EDITORIAL: Companies jump into gun debate
Corporate America is blazing a new path on limiting access to assault weapons.
Now, those are words you likely never expected to read.
Corporations are typically in business for two reasons — to sell stuff and make profits.
They are not in the business of offending potential customers or creating controversy.
As a result, they tend to follow the safest route of least resistance.
That’s what makes this week’s news events so astounding.
A number of corporate giants are stepping into the gun debate with both feet and risking the ire of Second Amendment advocates and the almighty National Rifle Association.
Retail heavyweights Dick’s Sporting Goods and Walmart have taken the initiative to restrict gun sales. That follows moves by several other major corporations, including MetLife, Hertz and Delta Air Lines, that have cut ties with the NRA following last month’s school massacre in Florida.
Taking on the NRA has traditionally been considered ill-considered at best, and calamitous at worst.
It’s something that most U.S. corporations would never even consider — until now. And many politicians financially beholden to the NRA still won't.
The tragic shooting that left 17 schoolkids and adults dead in Parkland, Florida, has apparently changed all that — for the corporations, at least.
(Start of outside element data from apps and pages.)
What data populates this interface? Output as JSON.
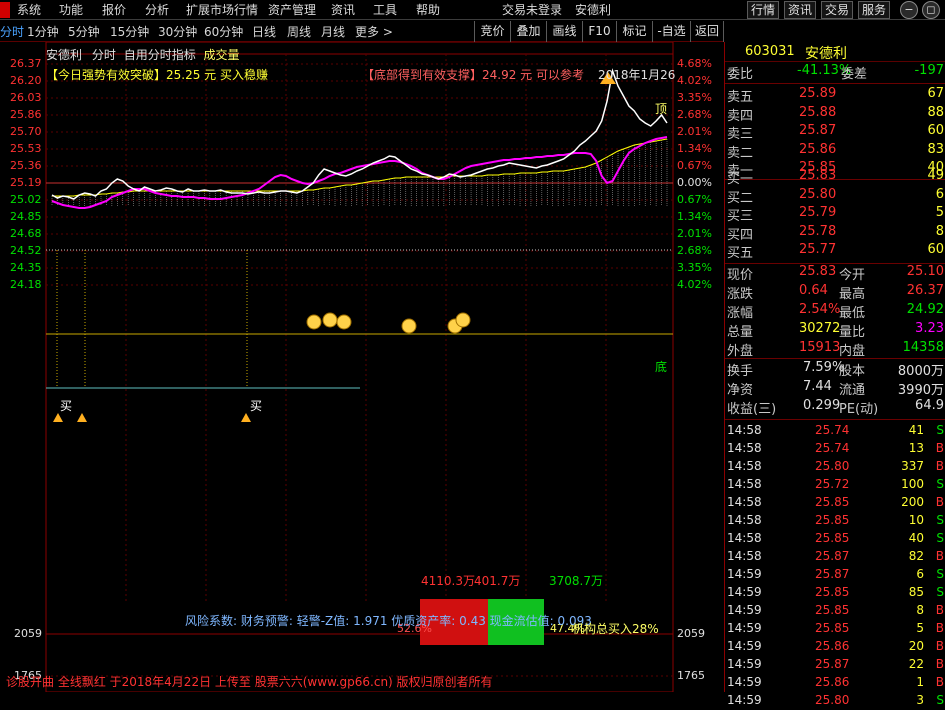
{
  "menu": {
    "items": [
      "系统",
      "功能",
      "报价",
      "分析",
      "扩展市场行情",
      "资产管理",
      "资讯",
      "工具",
      "帮助"
    ],
    "status": "交易未登录",
    "stock_name": "安德利",
    "right_buttons": [
      "行情",
      "资讯",
      "交易",
      "服务"
    ]
  },
  "periods": {
    "active": "分时",
    "items": [
      "1分钟",
      "5分钟",
      "15分钟",
      "30分钟",
      "60分钟",
      "日线",
      "周线",
      "月线",
      "更多 >"
    ]
  },
  "toolbar": [
    "竞价",
    "叠加",
    "画线",
    "F10",
    "标记",
    "-自选",
    "返回"
  ],
  "chart": {
    "subtitle": {
      "name": "安德利",
      "mode": "分时",
      "indicator": "自用分时指标",
      "volume": "成交量"
    },
    "price_labels": [
      "26.37",
      "26.20",
      "26.03",
      "25.86",
      "25.70",
      "25.53",
      "25.36",
      "25.19",
      "25.02",
      "24.85",
      "24.68",
      "24.52",
      "24.35",
      "24.18"
    ],
    "pct_labels": [
      "4.68%",
      "4.02%",
      "3.35%",
      "2.68%",
      "2.01%",
      "1.34%",
      "0.67%",
      "0.00%",
      "0.67%",
      "1.34%",
      "2.01%",
      "2.68%",
      "3.35%",
      "4.02%"
    ],
    "vol_labels": {
      "top": "2059",
      "bottom": "1765"
    },
    "ann_left": "【今日强势有效突破】25.25 元 买入稳赚",
    "ann_right": "【底部得到有效支撑】24.92 元 可以参考",
    "date_mark": "2018年1月26",
    "top_mark": "顶",
    "bottom_mark": "底",
    "buy_mark": "买",
    "buy_mark2": "买",
    "vol_a": "4110.3万",
    "vol_b": "401.7万",
    "vol_c": "3708.7万",
    "pct_a": "52.6%",
    "pct_b": "47.4%",
    "risk_text": "风险系数: 财务预警: 轻警-Z值: 1.971 优质资产率: 0.43 现金流估值: 0.093",
    "inst_text": "机构总买入28%",
    "footer": "诊股开曲 全线飘红 于2018年4月22日 上传至 股票六六(www.gp66.cn) 版权归原创者所有",
    "colors": {
      "up": "#ff3232",
      "down": "#00e000",
      "price_line": "#ffffff",
      "avg_line": "#ffff00",
      "indicator": "#ff00ff"
    },
    "price_series": [
      25.06,
      25.03,
      25.05,
      25.04,
      25.02,
      25.06,
      25.08,
      25.07,
      25.05,
      25.1,
      25.12,
      25.18,
      25.22,
      25.2,
      25.15,
      25.12,
      25.1,
      25.14,
      25.12,
      25.1,
      25.11,
      25.13,
      25.12,
      25.1,
      25.09,
      25.12,
      25.1,
      25.1,
      25.11,
      25.1,
      25.1,
      25.11,
      25.09,
      25.08,
      25.08,
      25.08,
      25.07,
      25.08,
      25.09,
      25.08,
      25.08,
      25.09,
      25.1,
      25.1,
      25.09,
      25.08,
      25.1,
      25.14,
      25.18,
      25.26,
      25.32,
      25.3,
      25.28,
      25.26,
      25.25,
      25.27,
      25.3,
      25.32,
      25.35,
      25.38,
      25.4,
      25.42,
      25.45,
      25.44,
      25.4,
      25.36,
      25.32,
      25.3,
      25.27,
      25.26,
      25.24,
      25.22,
      25.24,
      25.27,
      25.26,
      25.24,
      25.25,
      25.26,
      25.28,
      25.3,
      25.32,
      25.33,
      25.35,
      25.36,
      25.38,
      25.37,
      25.36,
      25.35,
      25.34,
      25.33,
      25.35,
      25.36,
      25.38,
      25.4,
      25.42,
      25.46,
      25.5,
      25.56,
      25.6,
      25.65,
      25.7,
      25.8,
      26.0,
      26.3,
      26.15,
      26.05,
      25.95,
      25.9,
      25.82,
      25.78,
      25.75,
      25.8,
      25.86,
      25.78
    ],
    "avg_series": [
      25.05,
      25.05,
      25.05,
      25.05,
      25.05,
      25.06,
      25.06,
      25.06,
      25.06,
      25.07,
      25.07,
      25.08,
      25.08,
      25.09,
      25.09,
      25.1,
      25.1,
      25.1,
      25.1,
      25.1,
      25.1,
      25.1,
      25.1,
      25.1,
      25.1,
      25.1,
      25.1,
      25.1,
      25.1,
      25.1,
      25.1,
      25.1,
      25.1,
      25.1,
      25.1,
      25.1,
      25.1,
      25.1,
      25.1,
      25.1,
      25.1,
      25.1,
      25.1,
      25.1,
      25.1,
      25.1,
      25.1,
      25.11,
      25.11,
      25.12,
      25.13,
      25.13,
      25.14,
      25.15,
      25.16,
      25.16,
      25.17,
      25.18,
      25.19,
      25.2,
      25.2,
      25.21,
      25.22,
      25.23,
      25.23,
      25.24,
      25.24,
      25.24,
      25.24,
      25.24,
      25.24,
      25.24,
      25.24,
      25.25,
      25.25,
      25.25,
      25.25,
      25.25,
      25.25,
      25.25,
      25.26,
      25.26,
      25.26,
      25.27,
      25.27,
      25.27,
      25.28,
      25.28,
      25.28,
      25.28,
      25.29,
      25.29,
      25.3,
      25.3,
      25.3,
      25.31,
      25.32,
      25.33,
      25.34,
      25.36,
      25.38,
      25.41,
      25.44,
      25.47,
      25.5,
      25.52,
      25.54,
      25.56,
      25.57,
      25.58,
      25.59,
      25.6,
      25.61,
      25.62
    ],
    "ind_series": [
      25.0,
      24.98,
      24.96,
      24.95,
      24.94,
      24.93,
      24.93,
      24.94,
      24.96,
      24.98,
      25.0,
      25.04,
      25.06,
      25.08,
      25.1,
      25.12,
      25.12,
      25.12,
      25.1,
      25.08,
      25.07,
      25.06,
      25.05,
      25.05,
      25.04,
      25.04,
      25.04,
      25.03,
      25.03,
      25.02,
      25.02,
      25.02,
      25.03,
      25.04,
      25.05,
      25.06,
      25.08,
      25.1,
      25.12,
      25.16,
      25.2,
      25.24,
      25.26,
      25.25,
      25.22,
      25.2,
      25.18,
      25.17,
      25.18,
      25.2,
      25.22,
      25.25,
      25.27,
      25.28,
      25.3,
      25.32,
      25.34,
      25.35,
      25.36,
      25.37,
      25.38,
      25.39,
      25.4,
      25.4,
      25.39,
      25.37,
      25.35,
      25.32,
      25.28,
      25.26,
      25.24,
      25.22,
      25.22,
      25.24,
      25.27,
      25.3,
      25.33,
      25.35,
      25.36,
      25.37,
      25.38,
      25.39,
      25.4,
      25.41,
      25.41,
      25.42,
      25.42,
      25.43,
      25.43,
      25.44,
      25.44,
      25.45,
      25.45,
      25.46,
      25.46,
      25.47,
      25.48,
      25.48,
      25.48,
      25.47,
      25.4,
      25.25,
      25.18,
      25.2,
      25.3,
      25.4,
      25.48,
      25.52,
      25.55,
      25.58,
      25.6,
      25.62,
      25.63,
      25.64
    ]
  },
  "side": {
    "code": "603031",
    "name": "安德利",
    "webi": {
      "label": "委比",
      "value": "-41.13%",
      "label2": "委差",
      "value2": "-197"
    },
    "asks": [
      {
        "label": "卖五",
        "price": "25.89",
        "vol": "67"
      },
      {
        "label": "卖四",
        "price": "25.88",
        "vol": "88"
      },
      {
        "label": "卖三",
        "price": "25.87",
        "vol": "60"
      },
      {
        "label": "卖二",
        "price": "25.86",
        "vol": "83"
      },
      {
        "label": "卖一",
        "price": "25.85",
        "vol": "40"
      }
    ],
    "bids": [
      {
        "label": "买一",
        "price": "25.83",
        "vol": "49"
      },
      {
        "label": "买二",
        "price": "25.80",
        "vol": "6"
      },
      {
        "label": "买三",
        "price": "25.79",
        "vol": "5"
      },
      {
        "label": "买四",
        "price": "25.78",
        "vol": "8"
      },
      {
        "label": "买五",
        "price": "25.77",
        "vol": "60"
      }
    ],
    "stats": [
      {
        "l1": "现价",
        "v1": "25.83",
        "l2": "今开",
        "v2": "25.10"
      },
      {
        "l1": "涨跌",
        "v1": "0.64",
        "l2": "最高",
        "v2": "26.37"
      },
      {
        "l1": "涨幅",
        "v1": "2.54%",
        "l2": "最低",
        "v2": "24.92"
      },
      {
        "l1": "总量",
        "v1": "30272",
        "l2": "量比",
        "v2": "3.23"
      },
      {
        "l1": "外盘",
        "v1": "15913",
        "l2": "内盘",
        "v2": "14358"
      }
    ],
    "stats2": [
      {
        "l1": "换手",
        "v1": "7.59%",
        "l2": "股本",
        "v2": "8000万"
      },
      {
        "l1": "净资",
        "v1": "7.44",
        "l2": "流通",
        "v2": "3990万"
      },
      {
        "l1": "收益(三)",
        "v1": "0.299",
        "l2": "PE(动)",
        "v2": "64.9"
      }
    ],
    "ticks": [
      {
        "t": "14:58",
        "p": "25.74",
        "v": "41",
        "s": "S"
      },
      {
        "t": "14:58",
        "p": "25.74",
        "v": "13",
        "s": "B"
      },
      {
        "t": "14:58",
        "p": "25.80",
        "v": "337",
        "s": "B"
      },
      {
        "t": "14:58",
        "p": "25.72",
        "v": "100",
        "s": "S"
      },
      {
        "t": "14:58",
        "p": "25.85",
        "v": "200",
        "s": "B"
      },
      {
        "t": "14:58",
        "p": "25.85",
        "v": "10",
        "s": "S"
      },
      {
        "t": "14:58",
        "p": "25.85",
        "v": "40",
        "s": "S"
      },
      {
        "t": "14:58",
        "p": "25.87",
        "v": "82",
        "s": "B"
      },
      {
        "t": "14:59",
        "p": "25.87",
        "v": "6",
        "s": "S"
      },
      {
        "t": "14:59",
        "p": "25.85",
        "v": "85",
        "s": "S"
      },
      {
        "t": "14:59",
        "p": "25.85",
        "v": "8",
        "s": "B"
      },
      {
        "t": "14:59",
        "p": "25.85",
        "v": "5",
        "s": "B"
      },
      {
        "t": "14:59",
        "p": "25.86",
        "v": "20",
        "s": "B"
      },
      {
        "t": "14:59",
        "p": "25.87",
        "v": "22",
        "s": "B"
      },
      {
        "t": "14:59",
        "p": "25.86",
        "v": "1",
        "s": "B"
      },
      {
        "t": "14:59",
        "p": "25.80",
        "v": "3",
        "s": "S"
      }
    ]
  }
}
The bottom line: To those corporations that have opted to put their bottom lines on the line, we have just two things to say: Bravo, and it’s about time.
It would’ve been nice if the companies had acted sooner, but better late than never. But perhaps this means that by taking the lead, they simultaneously set and example for —and bypass — Congress.
That's a point President Donald Trump made on Wednesday during a bipartisan roundtable on school security. He's not afraid of the special interest sway of the NRA, he said, although some in Congress are.
Among those at the meeting were Sens. Pat Toomey, R-Pa., and Joe Manchin, D-W.Va., who are pushing their bill to broaden background checks to include pre-purchase reviews for online and gun show sales. It failed twice in the Senate after the 2012 Sandy Hook Elementary School shooting in Connecticut.
Meanwhile, It takes more than a little corporate courage to leap into such an emotionally charged debate. There’s no doubt that companies such as Pennsylvania-based Dick’s are taking a rather large risk.
A risk from which many politicians have shied away.
Enduring backlash: All you have to do is check out the chatter on social media, and you’ll find there are quite a number of folks out there who are vowing to never step foot in Dick’s again and are encouraging others to do the same.
In addition, some conservative politicians are searching for ways to punish the companies that they believe have come down on the wrong side of this debate.
After Atlanta-based Delta eliminated a discount program for NRA members, Georgia's lieutenant governor threatened to fight a tax break for the airline.
In addition, the NRA is unleashing its considerable power to fight back against the companies that dare to confront the gun lobby.
Risk-reward move: So, there’s little doubt that the moves by Dick’s, Walmart, Delta and others come with a sizable amount of financial peril.
Still, there’s also the opportunity to win new business from those who wish to limit access to assault weapons.
“This is the moment when business leaders across the country get to decide if they want to stand on the right side of history,” said Shannon Watts, founder of Moms Demand Acton for Gun Sense in America. “Mothers make the majority of spending decisions for their families, and we want to shop with businesses that care about the safety of our families — making this a smart business move, too.”
Watts is right. The actions by Dick’s and other companies could ultimately prove to be financially sound decisions.
Women have considerable buying — and voting — power.
Decision from the heart: Dick’s decision, however, was not made with an eye on the bottom line, at least according to the company’s chairman and CEO, Ed Stack. Rather, it was a decision based on the human heart.
“When we saw what the kids were going through and the grief of the parents and the kids who were killed in Parkland, we felt we needed to do something,” Stack said on ABC’s “Good Morning America.”
So, Dick’s acted. Hopefully this will be the start of a nationwide movement, but it’s just a start.
Actions better than hopes and prayers: It obviously doesn’t mean that another Parkland will never occur. In fact, if American history tells us anything, it’s that more children will almost certainly die senselessly from assault weapons in school massacres.
When such tragedies occur, hopes and prayers are nice, but actions are better. Some members of Corporate America are finally taking action.
They should be applauded for that.